SBS Dean John Hird wrote that the university will “restore the success” of the Labor Center in an email to faculty and staff.
Photo: Students during the April 2016 sit-in for fossil fuel divestment at UMass.
(Katherine Mayo/Daily Collegian)
Letters from concerned alumni and activists regarding funding cuts to the UMass Labor Center and Labor Studies master’s programs elicited a response from University of Massachusetts Amherst administrators over the weekend, with the administration attempting to dismiss the concerns of hundreds of stakeholders and accusing them of lying.
In an email obtained by The Double Standard, Dean John Hird of the College of Social and Behavioral Sciences dismisses the personal account of former Labor Center director Eve Weinbaum as “untrue” and assures his colleagues that administrators just want to “restore the success of all the Center’s programs.”
Hird has also sent a similar message as a form response to emails from activists.
In the email to faculty and staff, Hird used language that does not appear in emails to the public.

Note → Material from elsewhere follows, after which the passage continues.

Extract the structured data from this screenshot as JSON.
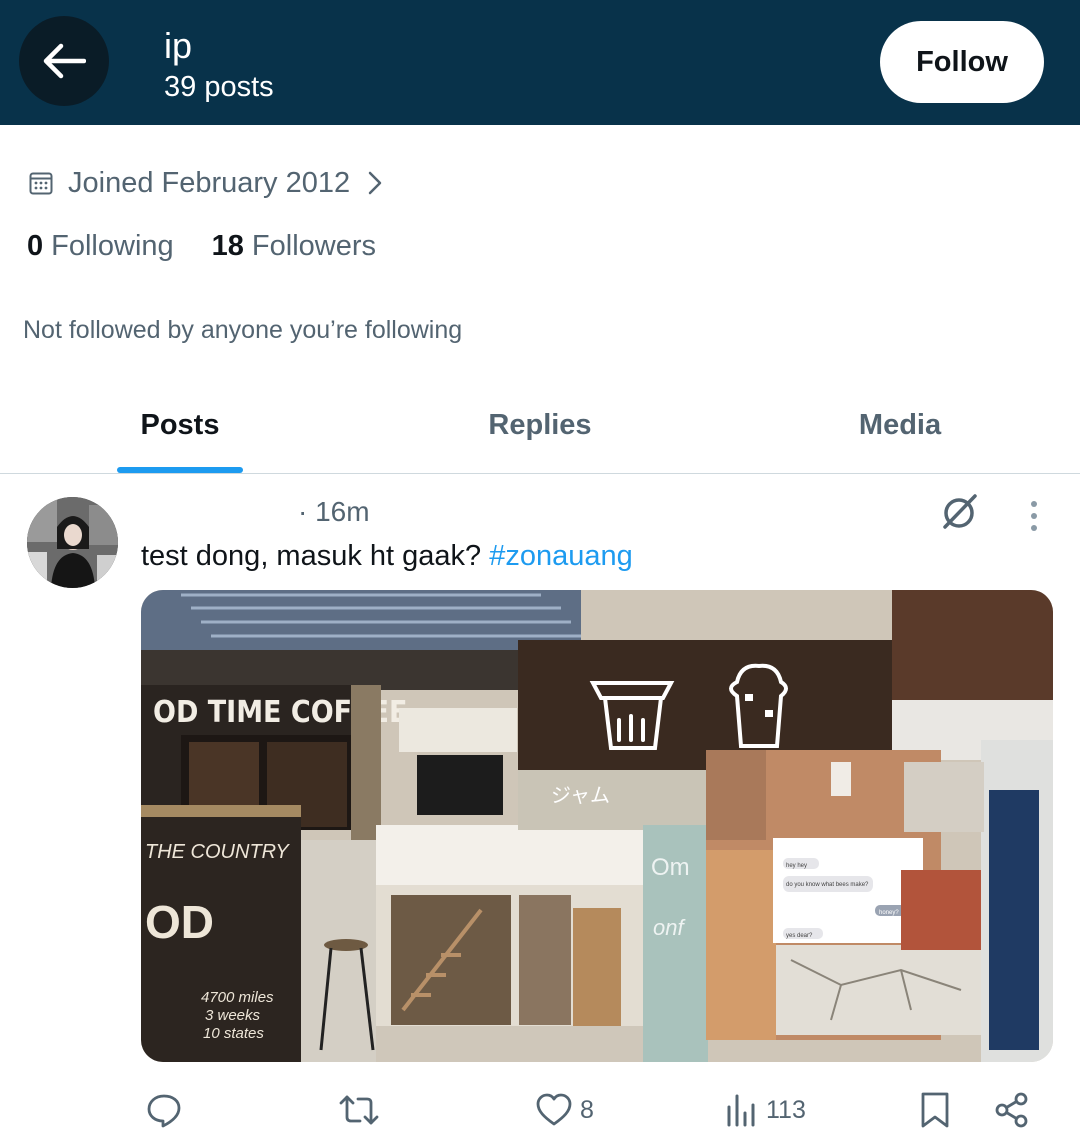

Hird accused the activists opposed to the administration’s decisions of being “from outside the university” and belittled their concerns as “expressing distress” before he built up some straw man arguments to attack.
Outside agitators spreading lies and deceit about the good and truthful leaders of UMass? Sounds to me like yet another standard corporate propaganda response to criticism.
The email never mentions Professor Weinbaum by name, but it does describe what SBS and the Sociology Department have planned for the Labor Center going forward. According to Hird, the Labor Studies program faculty have plans to grow enrollments, and Professor Tom Juravich will be the Labor Center’s interim director. Hird’s narrative focuses on “rebuilding” and “restoring” the master’s programs, the damage to which Weinbaum blames on administrators.
Hird goes on to say that the residential master’s program’s “has struggled” due to “falling enrollments” without disputing Weinbaum’s assertion that maybe the massive cost increase has something to do with that. Hird also cites that the Union Leadership and Administration program taught during the winter and summer has “a significant budget surplus,” which will fill in the budget gap until Hird and Sociology Department Chair Michelle Budig’s plan can boost enrollment.
However, Hird never disputes that administrators cut master’s funding. He never provides any justification for the removal of Weinbaum. He never discusses the transformation of academic departments into “revenue generators.” And he never promises to maintain a full curriculum.
This is propaganda, plain and simple. Yes, administrators are under immense pressure due to extreme state underfunding and edicts from UMass System President Marty Meehan that all of the campuses have to find as many cuts as possible. But there is a line, and life-long academics like Hird, Budig and Provost Katherine Newman should know when they’re crossing it.
Hird continuously harps the same tired tune throughout his email:
“I am writing to assure you of the administration’s support for the Labor Center.”
“There is no threat to the Center.”
“The narrative that the Center and its faculty are under attack is simply untrue.”
“The Labor Center has a long, distinguished history… We continue to honor that history.”
The admin doth protest too much, methinks.
Zac Bears can be reached at email@example.com.
Read the full email from Dean Hird below:
Dear Colleagues: Yesterday I began receiving numerous emails from outside the university expressing distress over reports that the UMass Amherst administration ‘has been cutting the Labor Center’s budget for many years’ and plans ‘to eliminate funding for the Labor Center and Master’s degree program in Labor Studies.’ Perhaps you have heard similar statements. I am writing to assure you of the administration’s support for the Labor Center. The narrative that the Center and its faculty are under attack is simply untrue.
As we begin a new academic year, the Labor Center’s future is very bright and its programs enjoy the full support of the Sociology department (in which it is housed), the College, and the central administration. The program’s faculty have developed a plan to grow enrollments in its programs, and Tom Juravich has agreed to serve as the Center’s Interim Director. There is no threat to the Center and I have great confidence that Tom and the Labor/Sociology faculty will be able to rebuild the residential program. One of the great strengths of the residential program is its placement record, and I’d encourage students interested in good careers involving economic justice, working people, and the labor movement to give this program a close look.
Although the residential MS program has struggled in recent years with falling enrollments, the limited-residency Master’s program (Union Leadership and Administration, taught winter and summer terms through CPE) has been thriving and is running a significant budget surplus. Last spring, the faculty collaborated with Michelle Budig, chair of Sociology, and me to develop a plan for rebuilding the residential program. Among other elements, that plan includes hiring a half-time staff member devoted to recruitment to the program, which we accomplished in May. The plan also includes bridge funding to support the residential program until enrollments rebound. The instructional support for the program is intact and now undergirded by the robust revenue from the limited residency program.
The Labor Center has a long, distinguished history and has graduated many students who have gone on to admirable careers. We continue to honor that history, the Center’s dedicated faculty, and its many proud alumni by working with the faculty to restore the success of all the Center’s programs.
Best wishes, and enjoy the long, Labor Day weekend.”